Back to the camp, Emma and Jesse receive us with coffee and cookies and we share the last ‘alfajor’ of ‘La Chocolatería’ that we had saved for the summit. It’s a precise operation but we manage somehow to cut it into five pieces! The expedition is not over yet. We still have more than 80 km of ice field to get through the Paso del Viento. Two more days in the middle of one of the most spectacular mountain landscapes in the world, enjoying the simple joys of skiing, pulling the sled and enjoying the views of the west face of Cerro Torre. But all good things must come to an end and when we leave the glacier, we transfer the load from the sleds to our backs again and the accumulated fatigue is noticeable. Another two days, crossing the mythical Paso del Viento – yet without a wisp of wind - take us back to El Chaltén, where we arrive late in the evening.

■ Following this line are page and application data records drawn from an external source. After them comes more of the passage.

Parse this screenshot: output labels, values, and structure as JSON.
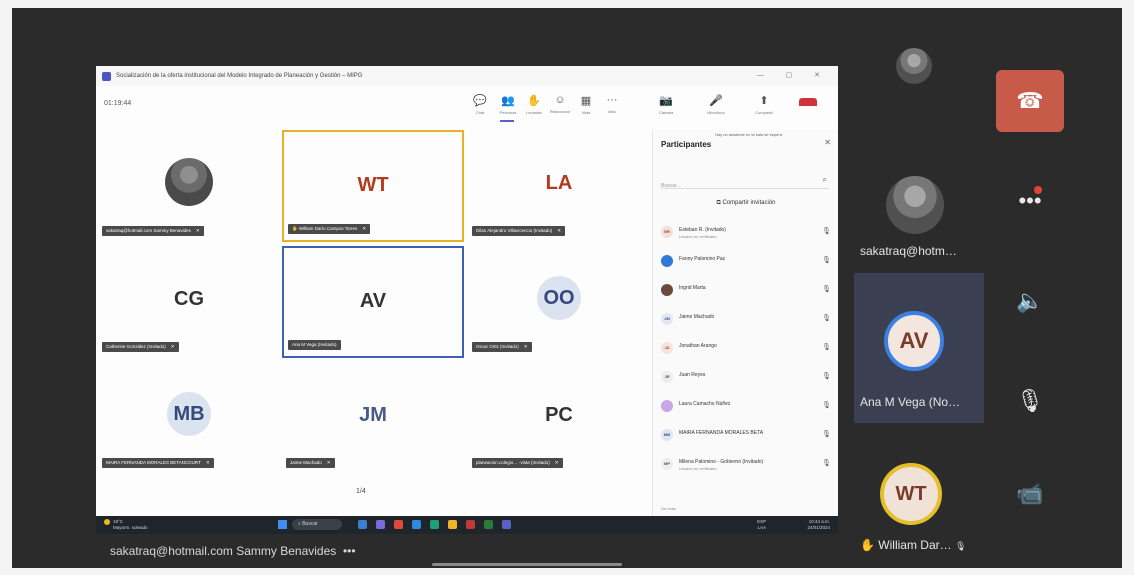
{
  "window": {
    "title": "Socialización de la oferta institucional del Modelo Integrado de Planeación y Gestión – MIPG",
    "controls": "— ▢ ✕",
    "timer": "01:19:44"
  },
  "toolbar": {
    "buttons": [
      {
        "label": "Chat",
        "icon": "💬"
      },
      {
        "label": "Personas",
        "icon": "👥"
      },
      {
        "label": "Levantar",
        "icon": "✋"
      },
      {
        "label": "Reaccionar",
        "icon": "☺"
      },
      {
        "label": "Vista",
        "icon": "▦"
      },
      {
        "label": "Más",
        "icon": "···"
      },
      {
        "label": "Cámara",
        "icon": "📷"
      },
      {
        "label": "Micrófono",
        "icon": "🎤"
      },
      {
        "label": "Compartir",
        "icon": "⬆"
      }
    ]
  },
  "grid": {
    "tiles": [
      {
        "initials": "",
        "photo": true,
        "name": "sakatraq@hotmail.com Sammy Benavides"
      },
      {
        "initials": "WT",
        "name": "William Darío Campos Torres"
      },
      {
        "initials": "LA",
        "name": "Dilan Alejandro Villavicencio (Invitado)"
      },
      {
        "initials": "CG",
        "name": "Catherine González (Invitado)"
      },
      {
        "initials": "AV",
        "name": "Ana M Vega (Invitado)"
      },
      {
        "initials": "OO",
        "name": "Oscar Ortiz (Invitado)"
      },
      {
        "initials": "MB",
        "name": "MAIRA FERNANDA MORALES BETANCOURT"
      },
      {
        "initials": "JM",
        "name": "Jaime Machado"
      },
      {
        "initials": "PC",
        "name": "planeacion.colegio… -vista (Invitado)"
      }
    ],
    "pager": "1/4"
  },
  "panel": {
    "title": "Participantes",
    "note": "Hay un asistente en la sala de espera",
    "search_placeholder": "Buscar…",
    "invite_label": "Compartir invitación",
    "participants": [
      {
        "initials": "ER",
        "name": "Esteban R. (Invitado)",
        "sub": "Usuario no verificado",
        "bg": "#f3e0dc",
        "fg": "#a3352b"
      },
      {
        "initials": "",
        "name": "Fanny Palomino Paz",
        "sub": "",
        "bg": "#2f7ad8",
        "fg": "#ffffff"
      },
      {
        "initials": "",
        "name": "Ingrid Marta",
        "sub": "",
        "bg": "#6b4a3a",
        "fg": "#ffffff"
      },
      {
        "initials": "JM",
        "name": "Jaime Machado",
        "sub": "",
        "bg": "#e3e8f4",
        "fg": "#3a4f85"
      },
      {
        "initials": "JA",
        "name": "Jonathan Arango",
        "sub": "",
        "bg": "#f4e2dd",
        "fg": "#b34a2a"
      },
      {
        "initials": "JR",
        "name": "Juan Reyes",
        "sub": "",
        "bg": "#eeeeee",
        "fg": "#555555"
      },
      {
        "initials": "",
        "name": "Laura Camacho Núñez",
        "sub": "",
        "bg": "#c9a7e6",
        "fg": "#ffffff"
      },
      {
        "initials": "MB",
        "name": "MAIRA FERNANDA MORALES BETA",
        "sub": "",
        "bg": "#dde6f4",
        "fg": "#3a4f85"
      },
      {
        "initials": "MP",
        "name": "Milena Palomino - Gobierno (Invitado)",
        "sub": "Usuario no verificado",
        "bg": "#eeeeee",
        "fg": "#555555"
      }
    ],
    "footer": "Ver más"
  },
  "taskbar": {
    "weather_temp": "19°C",
    "weather_text": "Mayorm. soleado",
    "search": "Buscar",
    "lang": "ESP LAA",
    "time": "10:44 a.m.",
    "date": "24/01/2024"
  },
  "side": {
    "top_name": "sakatraq@hotm…",
    "av_initials": "AV",
    "av_name": "Ana M Vega (No…",
    "wt_initials": "WT",
    "wt_name": "William Dar…"
  },
  "bottom": {
    "caption": "sakatraq@hotmail.com Sammy Benavides",
    "more": "•••"
  }
}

Everyone’s going out for dinner and enjoying the artisanal beer festival and we, broken from fatigue ‘close the loop’ of 145 km in seven days of activity, head straight to bed!
 
In summary: I still have not seen the Pacific from the summit of Lautaro, but I have enjoyed some of the best moments of my mountain life. José didn’t get the night shot he dreamed of because of the full moon, but got home with many other spectacular, award-winning images to add to his portfolio. And Pedro? He returned with batteries recharged and a new mission; to make the first solo traverse of the Fitzroy skyline, now more than ever convinced that he prefers to drag a haulbag up a wall, than carry it on his back...
 
So, success or failure? I am still not sure. But was it worth it? Of course!"